> notable improvement. One simple check vs. a handful of possibly complex checks.
> At this point, Greg Wilkins' proposal looks to be the best available option getting any discussion:
> An HTTP/2 handshake would not be able to include any legacy ciphers, and if this fails then the 
> client could then fallback and retry with HTTP/1.1 instead. It gets a more robust handshake in 
> exchange for a slightly slower fallback if the server does not support any modern ciphers. I should 
> note that this is already something Mozilla is implementing with respect to RC4. The plan is to do 
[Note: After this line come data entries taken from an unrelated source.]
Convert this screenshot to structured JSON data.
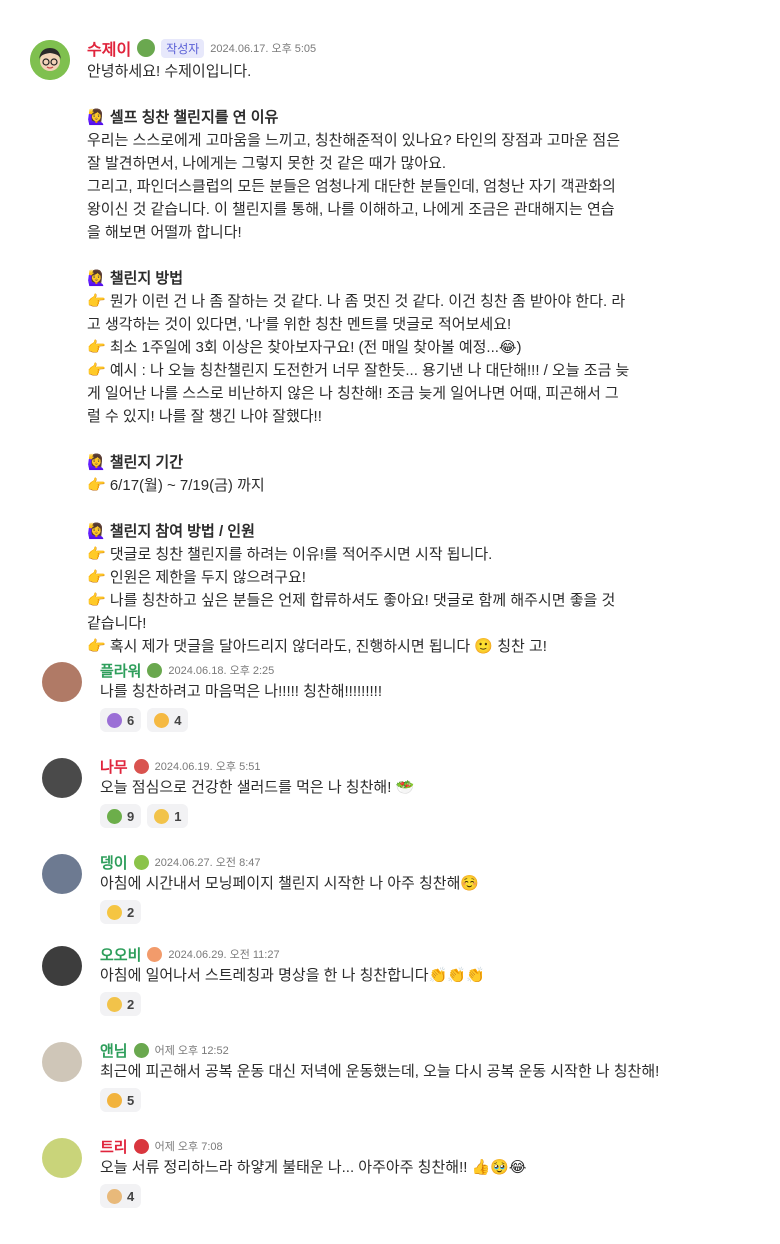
{
  "post": {
    "author": "수제이",
    "author_tag": "작성자",
    "timestamp": "2024.06.17. 오후 5:05",
    "lines": [
      {
        "text": "안녕하세요! 수제이입니다.",
        "bold": false
      },
      {
        "text": "",
        "bold": false
      },
      {
        "text": "🙋‍♀️ 셀프 칭찬 챌린지를 연 이유",
        "bold": true
      },
      {
        "text": "우리는 스스로에게 고마움을 느끼고, 칭찬해준적이 있나요? 타인의 장점과 고마운 점은",
        "bold": false
      },
      {
        "text": "잘 발견하면서, 나에게는 그렇지 못한 것 같은 때가 많아요.",
        "bold": false
      },
      {
        "text": "그리고, 파인더스클럽의 모든 분들은 엄청나게 대단한 분들인데, 엄청난 자기 객관화의",
        "bold": false
      },
      {
        "text": "왕이신 것 같습니다. 이 챌린지를 통해, 나를 이해하고, 나에게 조금은 관대해지는 연습",
        "bold": false
      },
      {
        "text": "을 해보면 어떨까 합니다!",
        "bold": false
      },
      {
        "text": "",
        "bold": false
      },
      {
        "text": "🙋‍♀️ 챌린지 방법",
        "bold": true
      },
      {
        "text": "👉 뭔가 이런 건 나 좀 잘하는 것 같다. 나 좀 멋진 것 같다. 이건 칭찬 좀 받아야 한다. 라",
        "bold": false
      },
      {
        "text": "고 생각하는 것이 있다면, '나'를 위한 칭찬 멘트를 댓글로 적어보세요!",
        "bold": false
      },
      {
        "text": "👉 최소 1주일에 3회 이상은 찾아보자구요! (전 매일 찾아볼 예정...😂)",
        "bold": false
      },
      {
        "text": "👉 예시 : 나 오늘 칭찬챌린지 도전한거 너무 잘한듯... 용기낸 나 대단해!!! / 오늘 조금 늦",
        "bold": false
      },
      {
        "text": "게 일어난 나를 스스로 비난하지 않은 나 칭찬해! 조금 늦게 일어나면 어때, 피곤해서 그",
        "bold": false
      },
      {
        "text": "럴 수 있지! 나를 잘 챙긴 나야 잘했다!!",
        "bold": false
      },
      {
        "text": "",
        "bold": false
      },
      {
        "text": "🙋‍♀️ 챌린지 기간",
        "bold": true
      },
      {
        "text": "👉 6/17(월) ~ 7/19(금) 까지",
        "bold": false
      },
      {
        "text": "",
        "bold": false
      },
      {
        "text": "🙋‍♀️ 챌린지 참여 방법 / 인원",
        "bold": true
      },
      {
        "text": "👉 댓글로 칭찬 챌린지를 하려는 이유!를 적어주시면 시작 됩니다.",
        "bold": false
      },
      {
        "text": "👉 인원은 제한을 두지 않으려구요!",
        "bold": false
      },
      {
        "text": "👉 나를 칭찬하고 싶은 분들은 언제 합류하셔도 좋아요! 댓글로 함께 해주시면 좋을 것",
        "bold": false
      },
      {
        "text": "같습니다!",
        "bold": false
      },
      {
        "text": "👉 혹시 제가 댓글을 달아드리지 않더라도, 진행하시면 됩니다 🙂 칭찬 고!",
        "bold": false
      }
    ]
  },
  "comments": [
    {
      "name": "플라워",
      "name_color": "#2e9e5b",
      "badge_color": "#6aa84f",
      "timestamp": "2024.06.18. 오후 2:25",
      "avatar_color": "#b07a66",
      "text": "나를 칭찬하려고 마음먹은 나!!!!! 칭찬해!!!!!!!!!",
      "reactions": [
        {
          "icon": "purple-heart-icon",
          "color": "#9b6fd6",
          "count": "6"
        },
        {
          "icon": "smiling-face-icon",
          "color": "#f5b942",
          "count": "4"
        }
      ]
    },
    {
      "name": "나무",
      "name_color": "#e0243c",
      "badge_color": "#d9534f",
      "timestamp": "2024.06.19. 오후 5:51",
      "avatar_color": "#4a4a4a",
      "text": "오늘 점심으로 건강한 샐러드를 먹은 나 칭찬해! 🥗",
      "reactions": [
        {
          "icon": "salad-icon",
          "color": "#6cae4a",
          "count": "9"
        },
        {
          "icon": "heart-hands-icon",
          "color": "#f2c34a",
          "count": "1"
        }
      ]
    },
    {
      "name": "뎅이",
      "name_color": "#2e9e5b",
      "badge_color": "#8bc34a",
      "timestamp": "2024.06.27. 오전 8:47",
      "avatar_color": "#6d7a91",
      "text": "아침에 시간내서 모닝페이지 챌린지 시작한 나 아주 칭찬해☺️",
      "reactions": [
        {
          "icon": "sun-icon",
          "color": "#f5c542",
          "count": "2"
        }
      ]
    },
    {
      "name": "오오비",
      "name_color": "#2e9e5b",
      "badge_color": "#f29b6b",
      "timestamp": "2024.06.29. 오전 11:27",
      "avatar_color": "#3d3d3d",
      "text": "아침에 일어나서 스트레칭과 명상을 한 나 칭찬합니다👏👏👏",
      "reactions": [
        {
          "icon": "heart-hands-icon",
          "color": "#f2c34a",
          "count": "2"
        }
      ]
    },
    {
      "name": "앤님",
      "name_color": "#2e9e5b",
      "badge_color": "#6aa84f",
      "timestamp": "어제 오후 12:52",
      "avatar_color": "#cfc6b8",
      "text": "최근에 피곤해서 공복 운동 대신 저녁에 운동했는데, 오늘 다시 공복 운동 시작한 나 칭찬해!",
      "reactions": [
        {
          "icon": "flexed-biceps-icon",
          "color": "#f2b33d",
          "count": "5"
        }
      ]
    },
    {
      "name": "트리",
      "name_color": "#e0243c",
      "badge_color": "#d9363e",
      "timestamp": "어제 오후 7:08",
      "avatar_color": "#c9d47a",
      "text": "오늘 서류 정리하느라 하얗게 불태운 나... 아주아주 칭찬해!! 👍🥹😂",
      "reactions": [
        {
          "icon": "thumbs-up-icon",
          "color": "#e8b97a",
          "count": "4"
        }
      ]
    }
  ],
  "colors": {
    "author_name": "#e0243c",
    "post_badge": "#6aa84f"
  }
}
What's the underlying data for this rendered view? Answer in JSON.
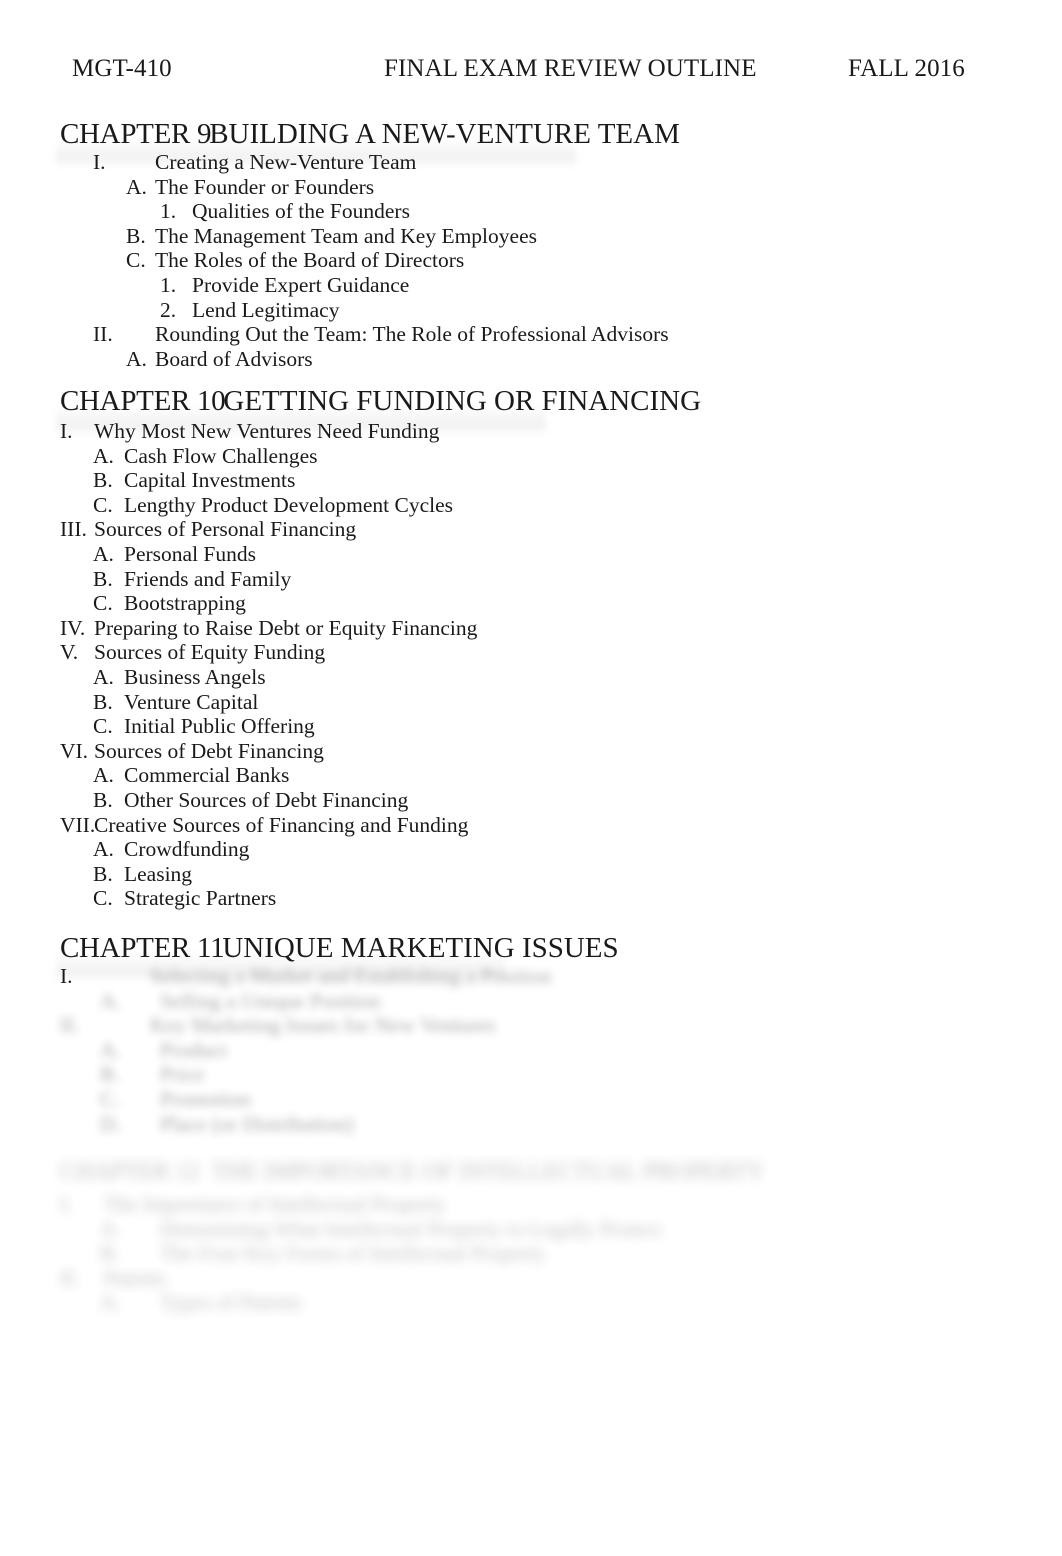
{
  "header": {
    "course": "MGT-410",
    "title": "FINAL EXAM REVIEW OUTLINE",
    "term": "FALL 2016"
  },
  "chapters": [
    {
      "number": "CHAPTER 9",
      "title": "BUILDING A NEW-VENTURE TEAM",
      "visible": true,
      "items": [
        {
          "level": 1,
          "mark": "I.",
          "text": "Creating a New-Venture Team"
        },
        {
          "level": 2,
          "mark": "A.",
          "text": "The Founder or Founders"
        },
        {
          "level": 3,
          "mark": "1.",
          "text": "Qualities of the Founders"
        },
        {
          "level": 2,
          "mark": "B.",
          "text": "The Management Team and Key Employees"
        },
        {
          "level": 2,
          "mark": "C.",
          "text": "The Roles of the Board of Directors"
        },
        {
          "level": 3,
          "mark": "1.",
          "text": "Provide Expert Guidance"
        },
        {
          "level": 3,
          "mark": "2.",
          "text": "Lend Legitimacy"
        },
        {
          "level": 1,
          "mark": "II.",
          "text": "Rounding Out the Team: The Role of Professional Advisors"
        },
        {
          "level": 2,
          "mark": "A.",
          "text": "Board of Advisors"
        }
      ]
    },
    {
      "number": "CHAPTER 10",
      "title": "GETTING FUNDING OR FINANCING",
      "visible": true,
      "items": [
        {
          "level": 1,
          "mark": "I.",
          "text": "Why Most New Ventures Need Funding"
        },
        {
          "level": 2,
          "mark": "A.",
          "text": "Cash Flow Challenges"
        },
        {
          "level": 2,
          "mark": "B.",
          "text": "Capital Investments"
        },
        {
          "level": 2,
          "mark": "C.",
          "text": "Lengthy Product Development Cycles"
        },
        {
          "level": 1,
          "mark": "III.",
          "text": "Sources of Personal Financing"
        },
        {
          "level": 2,
          "mark": "A.",
          "text": "Personal Funds"
        },
        {
          "level": 2,
          "mark": "B.",
          "text": "Friends and Family"
        },
        {
          "level": 2,
          "mark": "C.",
          "text": "Bootstrapping"
        },
        {
          "level": 1,
          "mark": "IV.",
          "text": "Preparing to Raise Debt or Equity Financing"
        },
        {
          "level": 1,
          "mark": "V.",
          "text": "Sources of Equity Funding"
        },
        {
          "level": 2,
          "mark": "A.",
          "text": "Business Angels"
        },
        {
          "level": 2,
          "mark": "B.",
          "text": "Venture Capital"
        },
        {
          "level": 2,
          "mark": "C.",
          "text": "Initial Public Offering"
        },
        {
          "level": 1,
          "mark": "VI.",
          "text": "Sources of Debt Financing"
        },
        {
          "level": 2,
          "mark": "A.",
          "text": "Commercial Banks"
        },
        {
          "level": 2,
          "mark": "B.",
          "text": "Other Sources of Debt Financing"
        },
        {
          "level": 1,
          "mark": "VII.",
          "text": "Creative Sources of Financing and Funding"
        },
        {
          "level": 2,
          "mark": "A.",
          "text": "Crowdfunding"
        },
        {
          "level": 2,
          "mark": "B.",
          "text": "Leasing"
        },
        {
          "level": 2,
          "mark": "C.",
          "text": "Strategic Partners"
        }
      ]
    },
    {
      "number": "CHAPTER 11",
      "title": "UNIQUE MARKETING ISSUES",
      "visible": true,
      "obscured_items": [
        {
          "level": 1,
          "mark": "I.",
          "mark_visible": true,
          "text": "Selecting a Market and Establishing a Position"
        },
        {
          "level": 2,
          "mark": "A.",
          "mark_visible": false,
          "text": "Selling a Unique Position"
        },
        {
          "level": 1,
          "mark": "II.",
          "mark_visible": false,
          "text": "Key Marketing Issues for New Ventures"
        },
        {
          "level": 2,
          "mark": "A.",
          "mark_visible": false,
          "text": "Product"
        },
        {
          "level": 2,
          "mark": "B.",
          "mark_visible": false,
          "text": "Price"
        },
        {
          "level": 2,
          "mark": "C.",
          "mark_visible": false,
          "text": "Promotion"
        },
        {
          "level": 2,
          "mark": "D.",
          "mark_visible": false,
          "text": "Place (or Distribution)"
        }
      ]
    },
    {
      "number": "CHAPTER 12",
      "title": "THE IMPORTANCE OF INTELLECTUAL PROPERTY",
      "visible": false,
      "obscured_items": [
        {
          "level": 1,
          "mark": "I.",
          "mark_visible": false,
          "text": "The Importance of Intellectual Property"
        },
        {
          "level": 2,
          "mark": "A.",
          "mark_visible": false,
          "text": "Determining What Intellectual Property to Legally Protect"
        },
        {
          "level": 2,
          "mark": "B.",
          "mark_visible": false,
          "text": "The Four Key Forms of Intellectual Property"
        },
        {
          "level": 1,
          "mark": "II.",
          "mark_visible": false,
          "text": "Patents"
        },
        {
          "level": 2,
          "mark": "A.",
          "mark_visible": false,
          "text": "Types of Patents"
        }
      ]
    }
  ]
}
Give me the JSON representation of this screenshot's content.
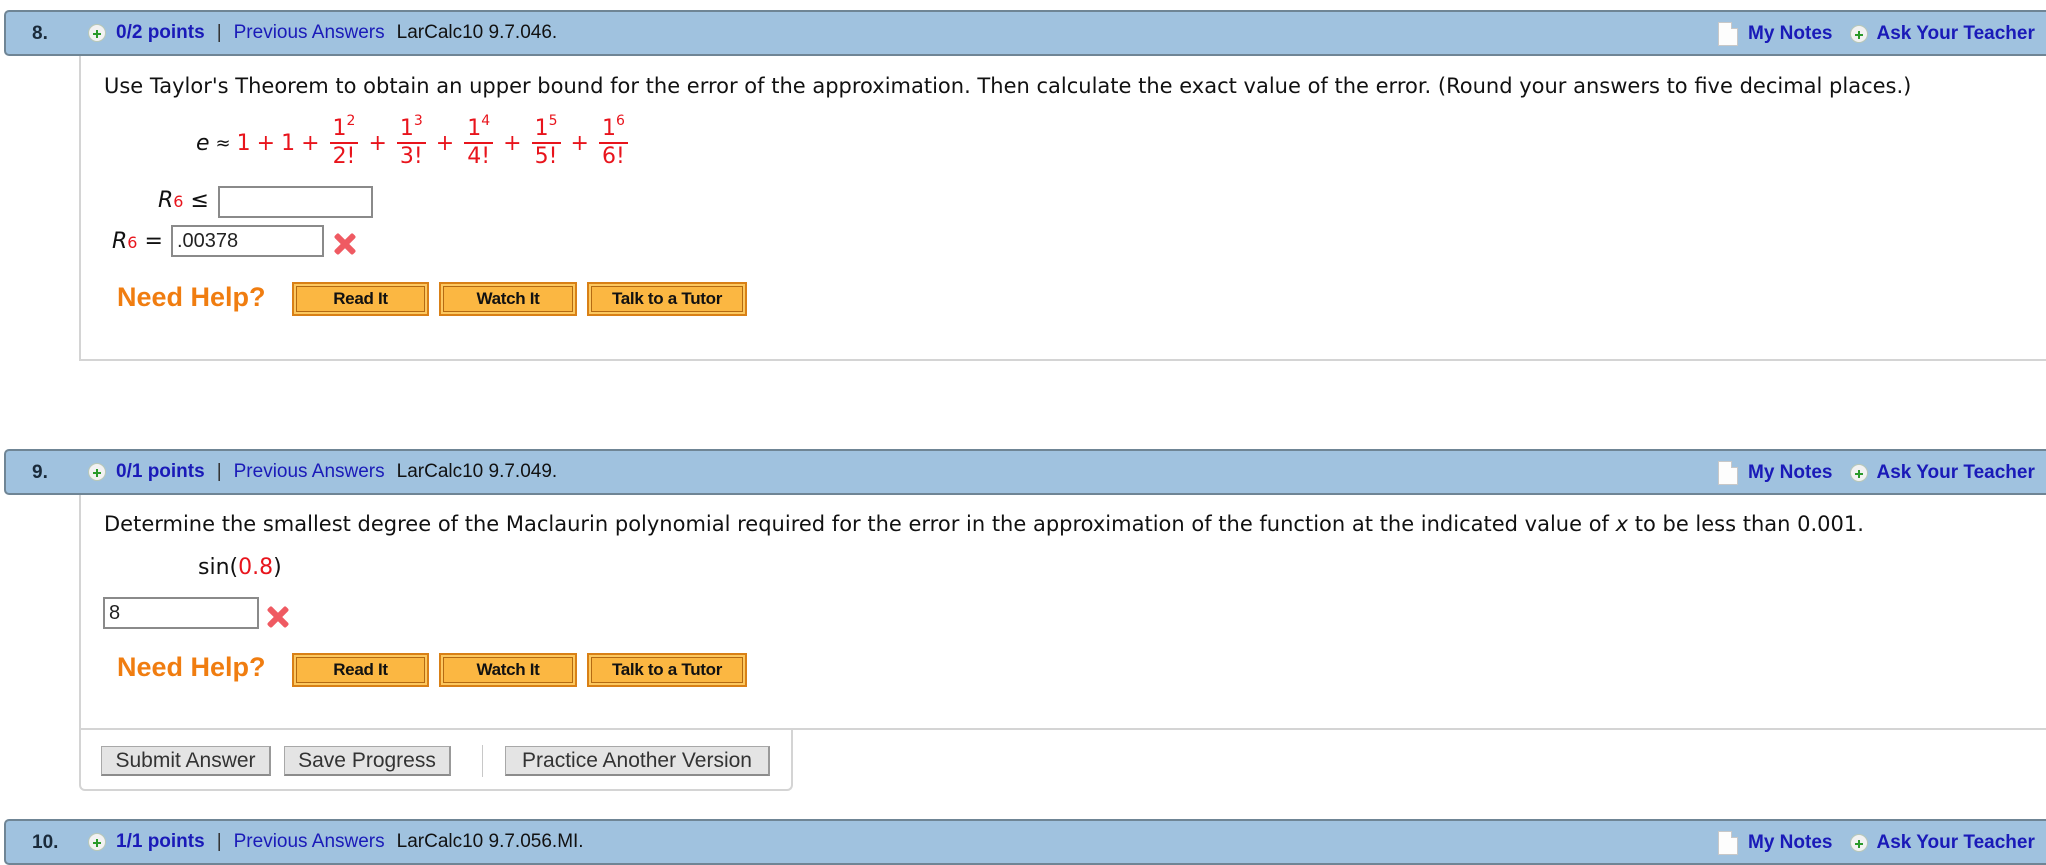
{
  "questions": [
    {
      "number": "8.",
      "points": "0/2 points",
      "separator": "|",
      "previous_answers": "Previous Answers",
      "code": "LarCalc10 9.7.046.",
      "my_notes": "My Notes",
      "ask_teacher": "Ask Your Teacher",
      "prompt": "Use Taylor's Theorem to obtain an upper bound for the error of the approximation. Then calculate the exact value of the error. (Round your answers to five decimal places.)",
      "formula": {
        "lhs": "e",
        "approx": "≈",
        "terms": [
          "1",
          "1"
        ],
        "fractions": [
          {
            "num": "1",
            "exp": "2",
            "den": "2!"
          },
          {
            "num": "1",
            "exp": "3",
            "den": "3!"
          },
          {
            "num": "1",
            "exp": "4",
            "den": "4!"
          },
          {
            "num": "1",
            "exp": "5",
            "den": "5!"
          },
          {
            "num": "1",
            "exp": "6",
            "den": "6!"
          }
        ],
        "plus": "+"
      },
      "answers": [
        {
          "label": "R",
          "subscript": "6",
          "relation": "≤",
          "value": ""
        },
        {
          "label": "R",
          "subscript": "6",
          "relation": "=",
          "value": ".00378",
          "status": "incorrect"
        }
      ],
      "need_help": "Need Help?",
      "help_buttons": [
        "Read It",
        "Watch It",
        "Talk to a Tutor"
      ]
    },
    {
      "number": "9.",
      "points": "0/1 points",
      "separator": "|",
      "previous_answers": "Previous Answers",
      "code": "LarCalc10 9.7.049.",
      "my_notes": "My Notes",
      "ask_teacher": "Ask Your Teacher",
      "prompt_before_x": "Determine the smallest degree of the Maclaurin polynomial required for the error in the approximation of the function at the indicated value of ",
      "prompt_var": "x",
      "prompt_after_x": " to be less than 0.001.",
      "function": {
        "name": "sin(",
        "arg": "0.8",
        "close": ")"
      },
      "answer": {
        "value": "8",
        "status": "incorrect"
      },
      "need_help": "Need Help?",
      "help_buttons": [
        "Read It",
        "Watch It",
        "Talk to a Tutor"
      ],
      "actions": [
        "Submit Answer",
        "Save Progress",
        "Practice Another Version"
      ]
    },
    {
      "number": "10.",
      "points": "1/1 points",
      "separator": "|",
      "previous_answers": "Previous Answers",
      "code": "LarCalc10 9.7.056.MI.",
      "my_notes": "My Notes",
      "ask_teacher": "Ask Your Teacher"
    }
  ]
}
> the initial handshake without RC4 and only offer it as a possibility if the more ideal cipher set is 
> rejected. (fallback order becomes: 1.2-RC4, 1.2+RC4, 1.1+RC4, 1.0+RC4)
> Dave
> On Thursday, November 06, 2014 02:21:02 am Yoav Nir wrote:
>> Hi, Dave
>> I believe that ultimately this does not solve the issue raised about 9.2.2
>> on the httpbis list.
>> The issue there was that a client would propose AES-CBC and AES-GCM
>> (forgive me for shortening the grouping suites) with “h1” and “h2”, and
>> then it’s up to the server to know that the AES-CBC and “h2” combination
>> is prohibited by the HTTP/2 spec. This could be done either by the HTTP
>> layer checking on the TLS layer, or by adding callbacks and APIs for the
>> HTTP layer to make the choice of ciphersuite for the TLS layer, or by
>> incorporating some HTTP/2 specifications into the TLS layer. People
>> claimed that this was either ugly or hard to implement.
>> The issue does not go away with your proposal. The reason servers support
>> “h1” at all is to support legacy clients, and the reason clients propose
>> “h1” and non-AEAD ciphersuites at all is to support legacy servers. What
>> your proposal does is move the pain point from ciphersuite selection to
>> version selection. A client would still propose TLS 1.0, TLS 1.1, TLS 1.2,
>> and if it’s updated, TLS 1.3. A server would still have to know that the
>> “h2” and TLS 1.2 combination is invalid, and the complexity remains.
>> It’s true that the current requirement in HTTP/2 has this issue anyway, as
>> it prohibits TLS versions under TLS 1.2, but I’m in the “rip out 9.2.2 and
>> live with whatever the TLS layer negotiates” camp.
>> Yoav